Volunteers from near and far help restore Church of Scientology's new
By MARK SOMMER
News Staff Reporter
Rebuild it and they will come.
Volunteers from around the globe have been hard at work in the Church
of Scientology's new three-story, two-mezzanine home at 836 Main St.,
on the southwest corner of Main and Virginia streets.
Members have come from as far as Hungary, Lithuania, South Africa and
Italy to work on the 23,232-square-foot building's restoration,
scheduled for completion in mid-September.
Closer to home, Scientologists from Chicago, Miami, New York City and
Hollywood, where the church is headquartered, have joined in, too,
from painting walls and hand-carving woodwork to sanding brick and
"Any building that has had so much beauty makes it easy to be here,"
said Kevin Benac, standing on a ladder as he paused from applying
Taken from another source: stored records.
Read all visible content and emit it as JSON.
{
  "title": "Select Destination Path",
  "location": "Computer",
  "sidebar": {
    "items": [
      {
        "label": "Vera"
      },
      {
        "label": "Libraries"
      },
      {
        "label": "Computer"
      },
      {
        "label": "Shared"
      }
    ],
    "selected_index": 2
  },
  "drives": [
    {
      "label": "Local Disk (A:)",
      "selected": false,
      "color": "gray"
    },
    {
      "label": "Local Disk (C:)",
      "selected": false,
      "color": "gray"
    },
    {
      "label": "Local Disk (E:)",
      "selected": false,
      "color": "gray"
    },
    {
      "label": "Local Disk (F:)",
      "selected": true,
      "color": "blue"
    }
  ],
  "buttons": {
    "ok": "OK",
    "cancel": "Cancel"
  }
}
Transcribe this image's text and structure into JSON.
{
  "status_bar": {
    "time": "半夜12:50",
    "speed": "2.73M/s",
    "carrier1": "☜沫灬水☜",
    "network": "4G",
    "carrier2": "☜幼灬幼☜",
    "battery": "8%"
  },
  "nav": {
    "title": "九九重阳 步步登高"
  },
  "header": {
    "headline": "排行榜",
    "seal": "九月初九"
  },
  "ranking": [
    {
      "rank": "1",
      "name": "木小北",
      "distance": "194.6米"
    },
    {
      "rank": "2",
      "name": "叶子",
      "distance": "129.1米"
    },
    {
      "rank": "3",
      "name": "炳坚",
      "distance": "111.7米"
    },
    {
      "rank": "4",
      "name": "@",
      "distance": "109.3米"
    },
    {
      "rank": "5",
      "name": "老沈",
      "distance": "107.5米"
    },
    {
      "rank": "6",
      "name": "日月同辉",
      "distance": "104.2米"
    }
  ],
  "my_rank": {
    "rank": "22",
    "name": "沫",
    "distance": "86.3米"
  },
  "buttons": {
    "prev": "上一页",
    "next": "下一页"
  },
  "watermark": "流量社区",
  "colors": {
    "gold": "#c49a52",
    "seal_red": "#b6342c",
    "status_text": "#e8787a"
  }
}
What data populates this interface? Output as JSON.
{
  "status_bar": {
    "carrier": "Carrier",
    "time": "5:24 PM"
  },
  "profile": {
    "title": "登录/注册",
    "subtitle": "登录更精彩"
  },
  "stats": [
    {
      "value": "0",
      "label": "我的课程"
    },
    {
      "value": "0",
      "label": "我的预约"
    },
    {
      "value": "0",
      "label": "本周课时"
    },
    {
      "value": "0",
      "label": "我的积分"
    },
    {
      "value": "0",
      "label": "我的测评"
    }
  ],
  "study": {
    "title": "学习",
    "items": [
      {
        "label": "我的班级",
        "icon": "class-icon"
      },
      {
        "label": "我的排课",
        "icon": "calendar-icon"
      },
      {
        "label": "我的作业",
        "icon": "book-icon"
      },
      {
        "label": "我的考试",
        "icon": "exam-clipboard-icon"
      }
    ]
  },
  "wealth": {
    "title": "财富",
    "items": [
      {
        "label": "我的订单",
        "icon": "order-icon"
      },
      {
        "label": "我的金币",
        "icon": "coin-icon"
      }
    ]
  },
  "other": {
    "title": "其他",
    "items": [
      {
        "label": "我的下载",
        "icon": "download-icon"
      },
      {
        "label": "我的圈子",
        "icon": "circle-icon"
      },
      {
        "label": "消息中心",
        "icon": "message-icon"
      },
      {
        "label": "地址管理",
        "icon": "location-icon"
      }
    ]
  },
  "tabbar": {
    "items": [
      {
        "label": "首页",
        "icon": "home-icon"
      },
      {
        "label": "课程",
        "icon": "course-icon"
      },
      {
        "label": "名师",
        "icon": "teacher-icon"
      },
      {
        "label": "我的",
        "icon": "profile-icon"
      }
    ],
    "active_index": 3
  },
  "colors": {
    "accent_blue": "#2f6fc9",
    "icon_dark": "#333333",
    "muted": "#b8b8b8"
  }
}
paint to the building's exterior. The renovated facade boasts buff
brick, glazed white terra cotta and limestone trim.
This week marks the fifth month that Benac, owner of a specialty
painting company in Chicago, has spent painting and plastering the
19th century building. His skillful hands have built up the bases of
the building's pillars by applying as many as eight coats of plaster
of Paris, and restoring the decorative egg and dart molding at the top
of the columns.
"This is in the traditional manner of how church buildings were done,"
said Teresa Reger of East Aurora, president of the church's Buffalo
Reger said the Church of Scientology regularly updates its worldwide
chapters about new events through video or satellite, and that spurred
the interest of some members to help.
"We've had people who are artisans in their craft who saw a picture of
the building and wanted to help with restoring it," she said.
Not all of the labor has been volunteer. Hired contractors have done
some of the work. So did a crew of six inmates from the Erie County
Correctional Facility in Alden. They were removed after Sheriff
Patrick M. Gallivan was questioned by The Buffalo News about the
propriety of a government agency providing free labor to a church.
The Church of Scientology is temporarily housed at Franklin and Edward
streets. It was formerly in the Hurst building at 47 W. Huron St.,
before the city paid it $740,000 in December for the right to demolish
the building and expand the Owen P. Augspurger Parking Ramp.
The Scientologists then paid $300,000 for the Main Street building,
constructed in 1893 by the Buffalo Catholic Institute, a group of
German-American Catholics who used it for religious research and
lectures. The building has been vacant in recent years.
The new location heralds a large expansion of the church. The center
will be the home to scientologists in Western and Central New York,
Pennsylvania, and some parts of Ohio and Canada. The staff will
increase to 75 to 100, from about 25 six months ago, Reger said. She
said she couldn't say how many members the Buffalo church had because
of the broad area from which it draws.
The space, with cathedral ceilings as high as 19 feet, includes an
intimate, horseshoe-shaped sanctuary on the third floor and
"detoxification rooms," including saunas, that Scientologists use to
rid the body of impurities.
State-of-the-art flat screens, beaming videos about Scientology and
its founder, the late science fiction writer L. Ron Hubbard, are found
in the visitors entrance and third-floor lounge.
The Buffalo church raised $1.4 million for the renovation, Reger said,
in part through the aid of one donor whom she declined to identify.
Scientology - known to some for a number of Hollywood stars among its
ranks, including John Travolta, Tom Cruise, Jenna Elfman, and Lisa
Marie and Priscilla Presley - has been mired in controversy for years
over claims it is a cult.